# [WHAT IS EXPECTED]
The answer must be every line below that contains the string "Пустое".

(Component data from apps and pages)

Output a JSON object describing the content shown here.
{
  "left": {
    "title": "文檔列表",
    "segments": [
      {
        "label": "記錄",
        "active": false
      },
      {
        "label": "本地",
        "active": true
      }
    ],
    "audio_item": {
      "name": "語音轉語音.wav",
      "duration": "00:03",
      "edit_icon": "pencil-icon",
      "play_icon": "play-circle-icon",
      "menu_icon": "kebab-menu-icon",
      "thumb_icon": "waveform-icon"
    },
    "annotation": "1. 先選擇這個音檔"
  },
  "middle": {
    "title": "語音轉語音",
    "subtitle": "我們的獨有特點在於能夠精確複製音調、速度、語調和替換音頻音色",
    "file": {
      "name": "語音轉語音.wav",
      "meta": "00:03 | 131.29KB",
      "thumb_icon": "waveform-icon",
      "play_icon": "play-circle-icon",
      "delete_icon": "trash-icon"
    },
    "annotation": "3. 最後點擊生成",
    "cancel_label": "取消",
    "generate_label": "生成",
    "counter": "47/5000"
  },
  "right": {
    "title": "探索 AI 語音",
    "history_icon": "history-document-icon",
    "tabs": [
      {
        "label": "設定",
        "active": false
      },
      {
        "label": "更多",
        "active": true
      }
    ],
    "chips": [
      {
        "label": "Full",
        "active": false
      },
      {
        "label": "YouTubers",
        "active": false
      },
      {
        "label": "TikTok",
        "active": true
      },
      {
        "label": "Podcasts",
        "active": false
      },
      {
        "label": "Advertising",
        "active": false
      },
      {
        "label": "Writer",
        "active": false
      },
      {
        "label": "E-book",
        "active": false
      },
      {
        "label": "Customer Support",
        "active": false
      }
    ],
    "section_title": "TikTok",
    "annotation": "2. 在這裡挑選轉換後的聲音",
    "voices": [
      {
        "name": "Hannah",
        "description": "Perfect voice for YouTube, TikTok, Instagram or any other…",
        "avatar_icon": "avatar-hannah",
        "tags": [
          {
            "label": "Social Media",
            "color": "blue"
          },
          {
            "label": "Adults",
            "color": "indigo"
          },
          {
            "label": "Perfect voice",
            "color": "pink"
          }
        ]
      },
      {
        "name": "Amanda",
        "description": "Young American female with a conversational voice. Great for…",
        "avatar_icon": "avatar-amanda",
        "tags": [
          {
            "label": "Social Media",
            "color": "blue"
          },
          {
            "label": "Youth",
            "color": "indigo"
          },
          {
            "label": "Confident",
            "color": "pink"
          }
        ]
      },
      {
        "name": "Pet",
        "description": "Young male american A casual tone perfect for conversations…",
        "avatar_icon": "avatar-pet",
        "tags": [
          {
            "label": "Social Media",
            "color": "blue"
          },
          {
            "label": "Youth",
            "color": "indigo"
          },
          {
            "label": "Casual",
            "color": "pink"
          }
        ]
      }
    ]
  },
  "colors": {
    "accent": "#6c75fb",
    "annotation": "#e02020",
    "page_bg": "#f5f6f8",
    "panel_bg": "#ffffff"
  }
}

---

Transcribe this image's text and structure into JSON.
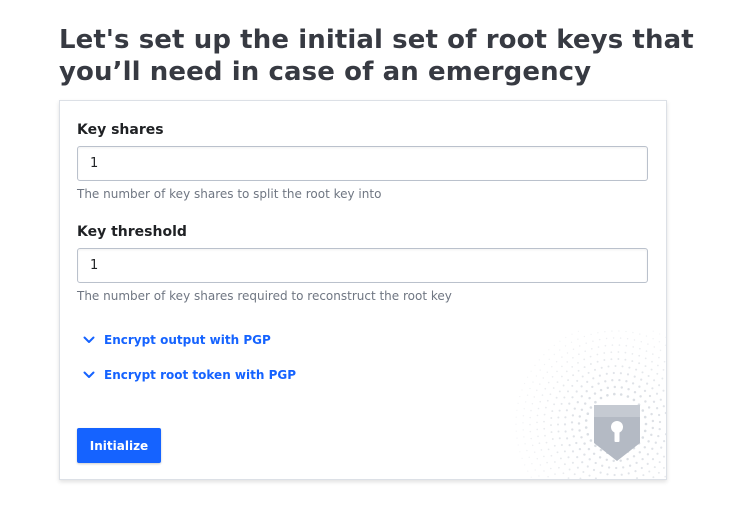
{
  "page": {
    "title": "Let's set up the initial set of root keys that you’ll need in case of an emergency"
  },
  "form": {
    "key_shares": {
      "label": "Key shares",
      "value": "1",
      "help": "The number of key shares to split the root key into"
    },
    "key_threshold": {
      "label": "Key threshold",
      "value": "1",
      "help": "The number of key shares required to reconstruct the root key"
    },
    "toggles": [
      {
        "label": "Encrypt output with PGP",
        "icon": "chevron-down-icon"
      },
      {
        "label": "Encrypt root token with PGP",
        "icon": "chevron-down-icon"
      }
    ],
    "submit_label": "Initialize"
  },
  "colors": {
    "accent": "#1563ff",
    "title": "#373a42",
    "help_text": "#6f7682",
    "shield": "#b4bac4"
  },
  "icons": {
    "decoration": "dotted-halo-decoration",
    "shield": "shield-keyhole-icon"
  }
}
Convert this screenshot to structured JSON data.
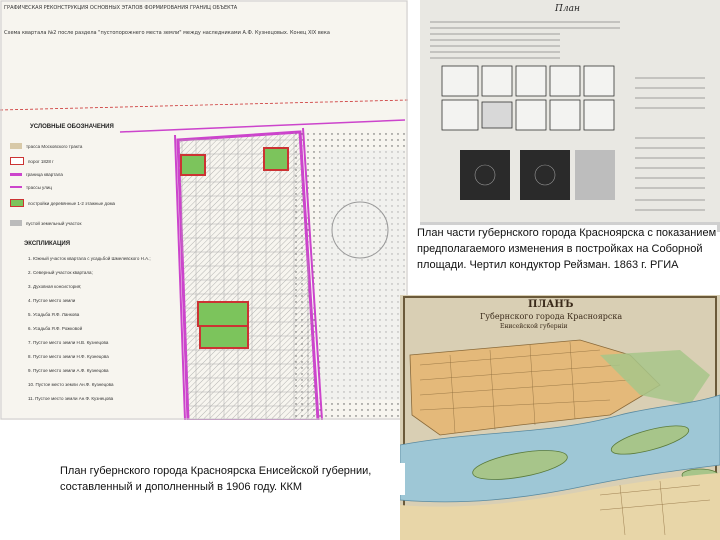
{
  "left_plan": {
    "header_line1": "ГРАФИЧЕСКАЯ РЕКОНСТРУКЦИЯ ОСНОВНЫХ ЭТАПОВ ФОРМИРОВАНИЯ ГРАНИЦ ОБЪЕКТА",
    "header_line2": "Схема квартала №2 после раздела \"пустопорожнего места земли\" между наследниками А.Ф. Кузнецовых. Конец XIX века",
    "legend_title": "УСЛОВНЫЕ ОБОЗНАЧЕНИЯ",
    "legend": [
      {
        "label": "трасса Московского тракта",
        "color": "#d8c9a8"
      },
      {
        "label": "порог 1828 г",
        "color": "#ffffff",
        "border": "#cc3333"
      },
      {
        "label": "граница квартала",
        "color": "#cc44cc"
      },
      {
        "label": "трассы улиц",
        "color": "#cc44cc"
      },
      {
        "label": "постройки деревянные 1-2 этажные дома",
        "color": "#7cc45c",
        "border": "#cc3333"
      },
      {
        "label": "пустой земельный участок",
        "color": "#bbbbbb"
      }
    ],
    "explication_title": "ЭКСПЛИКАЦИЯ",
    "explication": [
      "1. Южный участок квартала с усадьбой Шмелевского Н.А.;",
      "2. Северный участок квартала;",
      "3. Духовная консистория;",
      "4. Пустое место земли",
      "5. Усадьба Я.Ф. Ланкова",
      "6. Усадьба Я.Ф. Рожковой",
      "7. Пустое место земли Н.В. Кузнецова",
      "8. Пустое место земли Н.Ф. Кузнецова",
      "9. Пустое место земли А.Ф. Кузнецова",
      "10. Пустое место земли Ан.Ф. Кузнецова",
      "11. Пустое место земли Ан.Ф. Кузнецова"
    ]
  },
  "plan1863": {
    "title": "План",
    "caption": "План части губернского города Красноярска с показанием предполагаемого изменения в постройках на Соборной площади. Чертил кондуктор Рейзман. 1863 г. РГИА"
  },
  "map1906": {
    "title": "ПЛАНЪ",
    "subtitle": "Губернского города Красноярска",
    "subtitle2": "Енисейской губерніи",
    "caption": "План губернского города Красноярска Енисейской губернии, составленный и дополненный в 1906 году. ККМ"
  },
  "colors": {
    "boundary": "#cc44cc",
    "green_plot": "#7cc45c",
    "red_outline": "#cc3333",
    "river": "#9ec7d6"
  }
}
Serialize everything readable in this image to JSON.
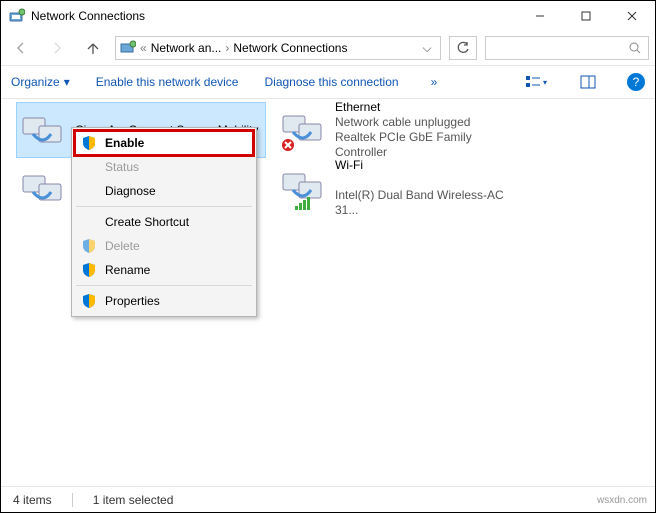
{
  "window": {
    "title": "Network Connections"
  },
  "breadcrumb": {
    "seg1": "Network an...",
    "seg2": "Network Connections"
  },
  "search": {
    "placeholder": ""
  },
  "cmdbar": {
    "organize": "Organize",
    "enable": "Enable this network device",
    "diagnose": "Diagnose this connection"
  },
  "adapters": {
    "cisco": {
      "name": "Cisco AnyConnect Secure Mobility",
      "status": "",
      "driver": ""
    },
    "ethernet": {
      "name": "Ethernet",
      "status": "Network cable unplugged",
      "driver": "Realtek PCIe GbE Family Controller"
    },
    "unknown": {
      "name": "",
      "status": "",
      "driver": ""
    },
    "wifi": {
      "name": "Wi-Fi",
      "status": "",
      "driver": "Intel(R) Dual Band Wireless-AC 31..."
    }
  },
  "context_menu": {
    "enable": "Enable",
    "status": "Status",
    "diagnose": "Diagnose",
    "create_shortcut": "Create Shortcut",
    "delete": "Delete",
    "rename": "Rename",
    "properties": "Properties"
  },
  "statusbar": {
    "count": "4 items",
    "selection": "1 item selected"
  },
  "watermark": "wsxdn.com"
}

# [FINISHED EXERCISE]
      "4. Пустое место земли",
      "7. Пустое место земли Н.В. Кузнецова",
      "8. Пустое место земли Н.Ф. Кузнецова",
      "9. Пустое место земли А.Ф. Кузнецова",
      "10. Пустое место земли Ан.Ф. Кузнецова",
      "11. Пустое место земли Ан.Ф. Кузнецова"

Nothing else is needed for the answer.